PROBLEM TO WORK ON: Scan the entries below for the word "screenshot". Copy out every line in which it occurs.

DATA SHOWN:
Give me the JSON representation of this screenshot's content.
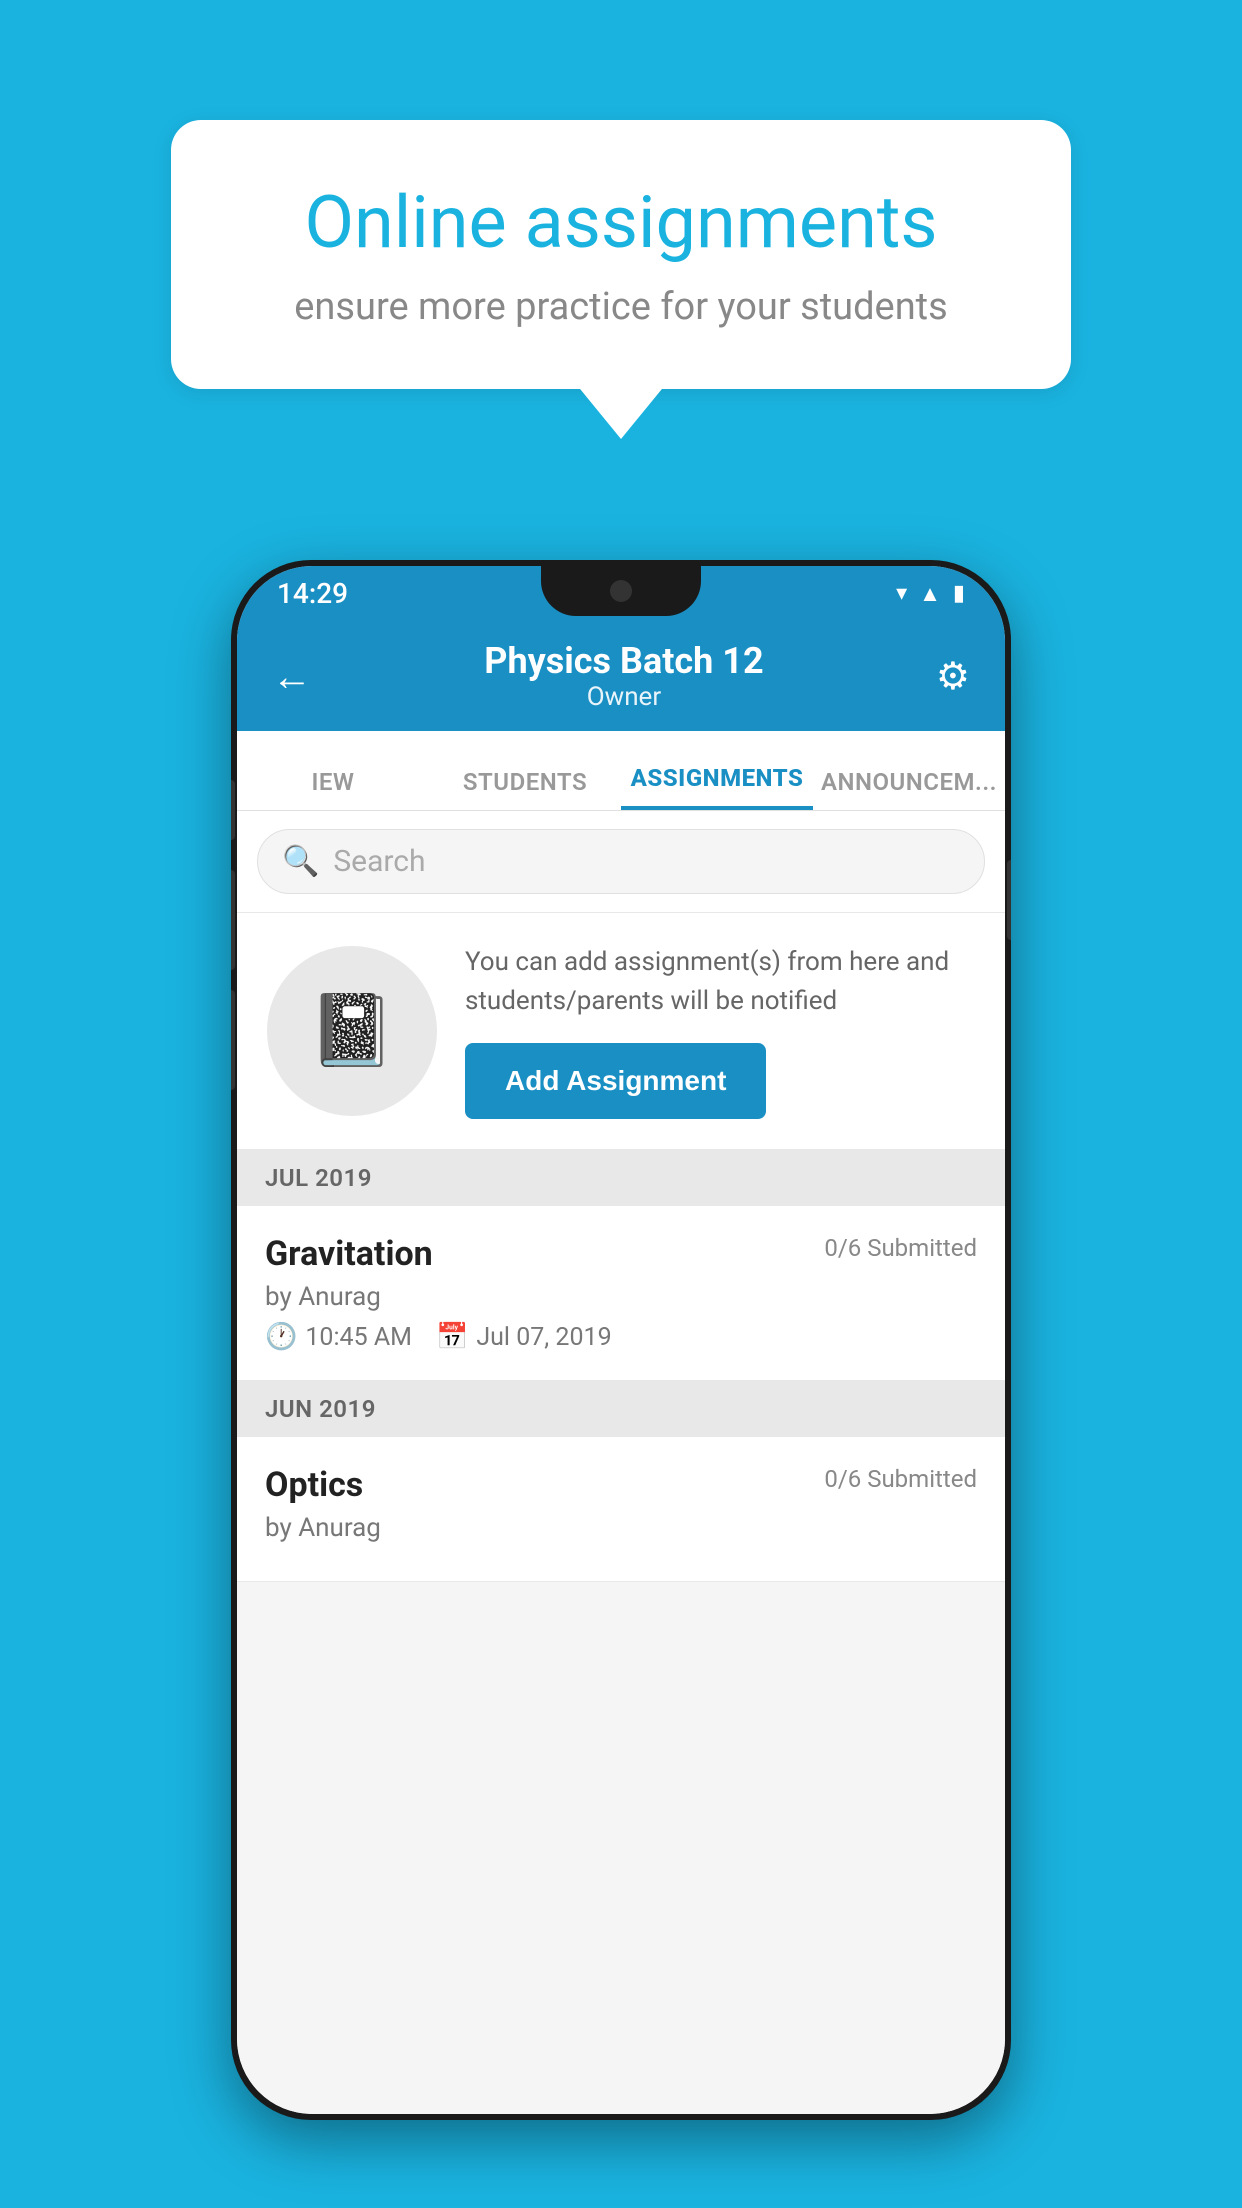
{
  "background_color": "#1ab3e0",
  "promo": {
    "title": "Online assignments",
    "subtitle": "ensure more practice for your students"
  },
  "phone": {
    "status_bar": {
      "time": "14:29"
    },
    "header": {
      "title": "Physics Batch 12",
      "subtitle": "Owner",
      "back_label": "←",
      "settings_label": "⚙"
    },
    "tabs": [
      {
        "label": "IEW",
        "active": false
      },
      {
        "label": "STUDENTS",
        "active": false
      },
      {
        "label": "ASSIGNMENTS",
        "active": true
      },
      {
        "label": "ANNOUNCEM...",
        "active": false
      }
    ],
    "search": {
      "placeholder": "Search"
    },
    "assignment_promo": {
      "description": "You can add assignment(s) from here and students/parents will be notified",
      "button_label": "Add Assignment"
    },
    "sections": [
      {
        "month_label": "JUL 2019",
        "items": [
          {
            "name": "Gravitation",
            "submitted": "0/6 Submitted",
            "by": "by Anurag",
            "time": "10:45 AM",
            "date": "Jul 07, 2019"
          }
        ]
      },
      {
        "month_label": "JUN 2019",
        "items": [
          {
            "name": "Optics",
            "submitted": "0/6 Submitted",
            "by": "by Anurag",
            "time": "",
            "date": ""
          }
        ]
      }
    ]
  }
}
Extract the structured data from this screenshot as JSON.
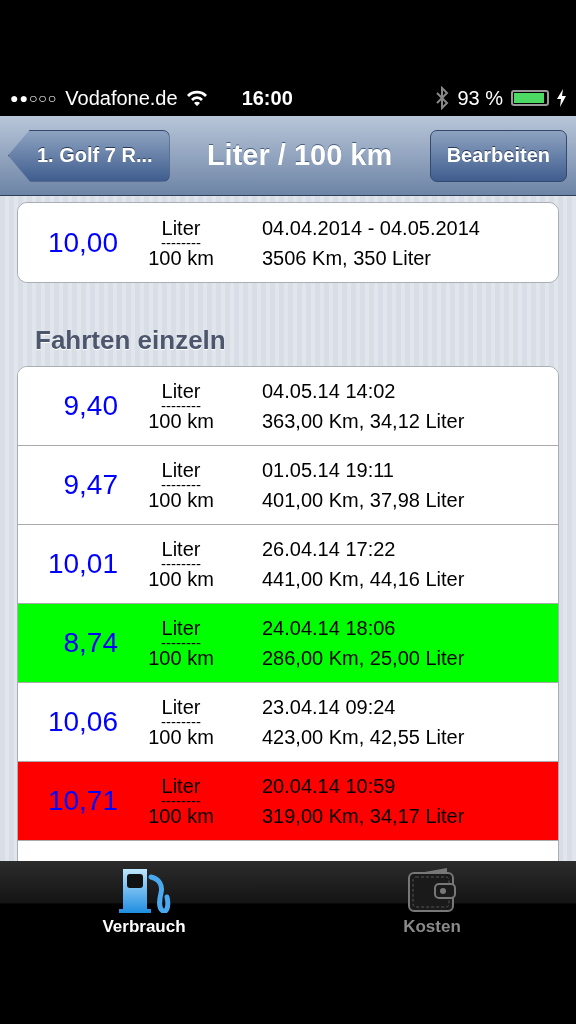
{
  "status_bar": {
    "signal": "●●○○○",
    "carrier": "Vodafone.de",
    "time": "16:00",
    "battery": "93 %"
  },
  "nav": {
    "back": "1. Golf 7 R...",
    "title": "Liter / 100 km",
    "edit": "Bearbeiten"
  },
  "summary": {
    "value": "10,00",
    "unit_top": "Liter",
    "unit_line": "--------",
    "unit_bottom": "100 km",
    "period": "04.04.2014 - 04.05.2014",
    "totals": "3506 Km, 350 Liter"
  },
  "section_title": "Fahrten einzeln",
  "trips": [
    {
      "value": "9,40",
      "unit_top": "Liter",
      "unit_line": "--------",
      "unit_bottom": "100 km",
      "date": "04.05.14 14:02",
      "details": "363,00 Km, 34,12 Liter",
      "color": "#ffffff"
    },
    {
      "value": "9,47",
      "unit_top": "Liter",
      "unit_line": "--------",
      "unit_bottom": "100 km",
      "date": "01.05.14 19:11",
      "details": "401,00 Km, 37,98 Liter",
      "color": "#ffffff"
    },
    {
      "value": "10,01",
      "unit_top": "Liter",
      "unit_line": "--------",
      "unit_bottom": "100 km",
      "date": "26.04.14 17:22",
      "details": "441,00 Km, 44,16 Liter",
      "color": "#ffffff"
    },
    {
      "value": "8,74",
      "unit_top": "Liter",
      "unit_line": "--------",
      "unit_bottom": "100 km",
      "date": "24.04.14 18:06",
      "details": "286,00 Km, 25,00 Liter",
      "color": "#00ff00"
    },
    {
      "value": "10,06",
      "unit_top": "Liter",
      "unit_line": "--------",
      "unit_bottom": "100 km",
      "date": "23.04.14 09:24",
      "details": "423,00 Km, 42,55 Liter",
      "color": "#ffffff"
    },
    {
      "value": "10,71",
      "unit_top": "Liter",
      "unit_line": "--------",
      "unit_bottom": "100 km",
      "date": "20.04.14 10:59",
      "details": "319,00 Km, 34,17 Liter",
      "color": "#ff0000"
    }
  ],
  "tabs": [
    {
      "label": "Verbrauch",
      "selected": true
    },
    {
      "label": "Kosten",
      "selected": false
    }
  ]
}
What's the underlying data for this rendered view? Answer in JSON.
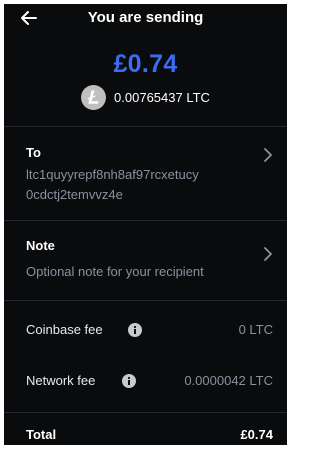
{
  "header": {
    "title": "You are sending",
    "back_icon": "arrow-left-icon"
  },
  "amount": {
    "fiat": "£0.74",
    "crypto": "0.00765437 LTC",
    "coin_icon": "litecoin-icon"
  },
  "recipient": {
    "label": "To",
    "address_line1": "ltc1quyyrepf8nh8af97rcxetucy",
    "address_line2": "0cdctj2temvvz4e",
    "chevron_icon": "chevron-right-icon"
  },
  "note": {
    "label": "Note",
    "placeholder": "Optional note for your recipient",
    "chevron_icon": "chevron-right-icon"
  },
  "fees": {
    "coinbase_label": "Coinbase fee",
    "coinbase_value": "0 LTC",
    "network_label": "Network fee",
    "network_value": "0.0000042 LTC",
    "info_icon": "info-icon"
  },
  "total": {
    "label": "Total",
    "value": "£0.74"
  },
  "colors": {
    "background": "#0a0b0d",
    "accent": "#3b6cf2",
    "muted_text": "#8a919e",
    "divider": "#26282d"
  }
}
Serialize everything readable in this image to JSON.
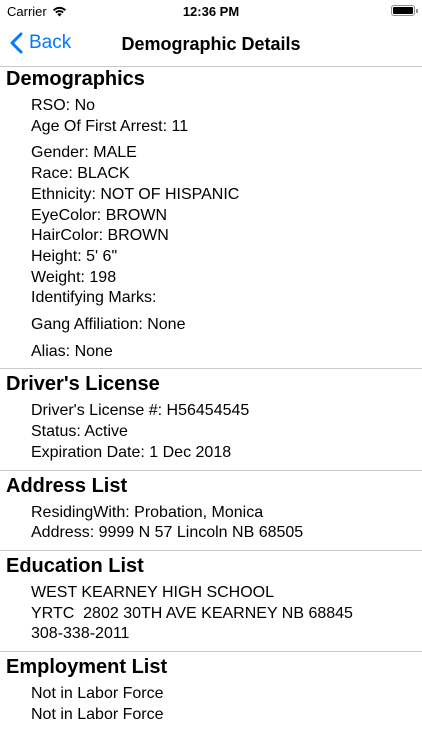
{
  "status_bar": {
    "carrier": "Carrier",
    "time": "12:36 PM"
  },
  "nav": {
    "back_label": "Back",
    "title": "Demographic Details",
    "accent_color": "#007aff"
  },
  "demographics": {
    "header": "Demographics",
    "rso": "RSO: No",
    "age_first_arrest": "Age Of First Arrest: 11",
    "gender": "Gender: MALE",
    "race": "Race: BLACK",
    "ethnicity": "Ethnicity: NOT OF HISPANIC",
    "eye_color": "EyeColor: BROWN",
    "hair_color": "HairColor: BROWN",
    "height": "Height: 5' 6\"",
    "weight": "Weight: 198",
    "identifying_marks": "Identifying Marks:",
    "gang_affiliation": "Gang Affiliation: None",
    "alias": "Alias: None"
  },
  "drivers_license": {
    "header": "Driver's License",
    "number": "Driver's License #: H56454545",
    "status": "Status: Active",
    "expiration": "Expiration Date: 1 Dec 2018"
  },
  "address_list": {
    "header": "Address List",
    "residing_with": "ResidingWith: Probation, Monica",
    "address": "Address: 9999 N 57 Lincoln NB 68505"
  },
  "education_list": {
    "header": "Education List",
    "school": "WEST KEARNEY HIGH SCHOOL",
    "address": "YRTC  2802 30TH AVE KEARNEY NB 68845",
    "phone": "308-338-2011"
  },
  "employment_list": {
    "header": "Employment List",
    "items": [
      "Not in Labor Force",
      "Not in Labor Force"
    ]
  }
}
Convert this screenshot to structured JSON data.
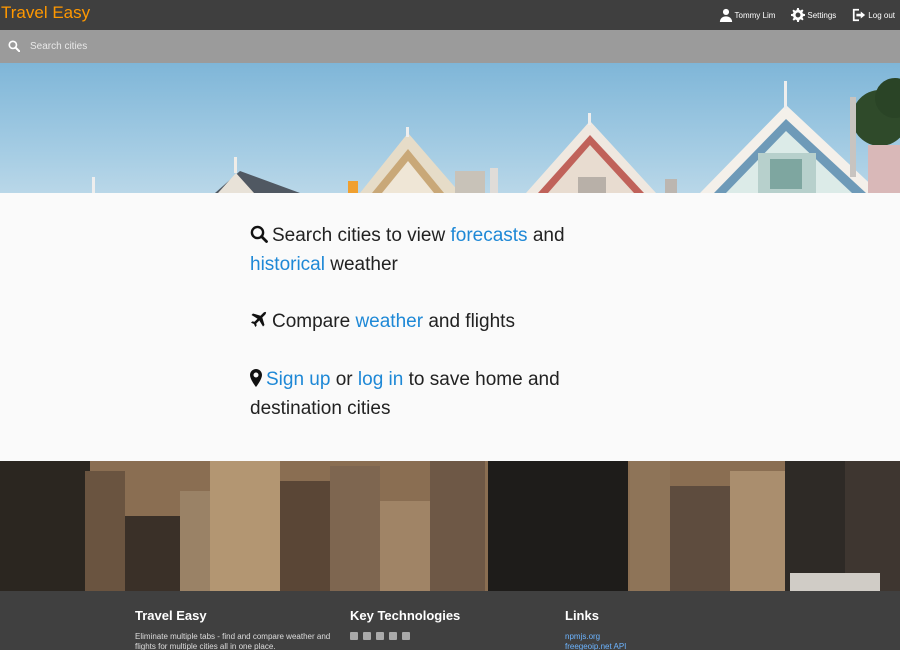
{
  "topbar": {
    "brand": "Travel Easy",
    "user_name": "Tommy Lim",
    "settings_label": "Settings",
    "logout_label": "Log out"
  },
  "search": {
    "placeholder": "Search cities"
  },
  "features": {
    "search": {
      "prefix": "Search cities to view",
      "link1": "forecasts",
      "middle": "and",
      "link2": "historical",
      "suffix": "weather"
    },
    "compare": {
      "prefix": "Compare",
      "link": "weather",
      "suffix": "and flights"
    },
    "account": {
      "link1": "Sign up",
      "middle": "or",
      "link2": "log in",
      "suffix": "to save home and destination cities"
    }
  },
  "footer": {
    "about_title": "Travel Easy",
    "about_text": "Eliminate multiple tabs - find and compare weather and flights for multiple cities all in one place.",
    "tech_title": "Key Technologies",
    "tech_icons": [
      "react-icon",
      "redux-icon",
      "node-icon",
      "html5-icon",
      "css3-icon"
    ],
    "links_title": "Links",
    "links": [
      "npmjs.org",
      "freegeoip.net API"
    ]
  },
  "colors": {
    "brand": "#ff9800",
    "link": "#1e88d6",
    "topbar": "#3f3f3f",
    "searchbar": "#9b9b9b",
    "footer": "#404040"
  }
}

RESPONSE FOR THIS EXERCISE:
Give me the JSON representation of this screenshot's content.
Extract the structured data from this screenshot as JSON.
Convert this screenshot to structured JSON data.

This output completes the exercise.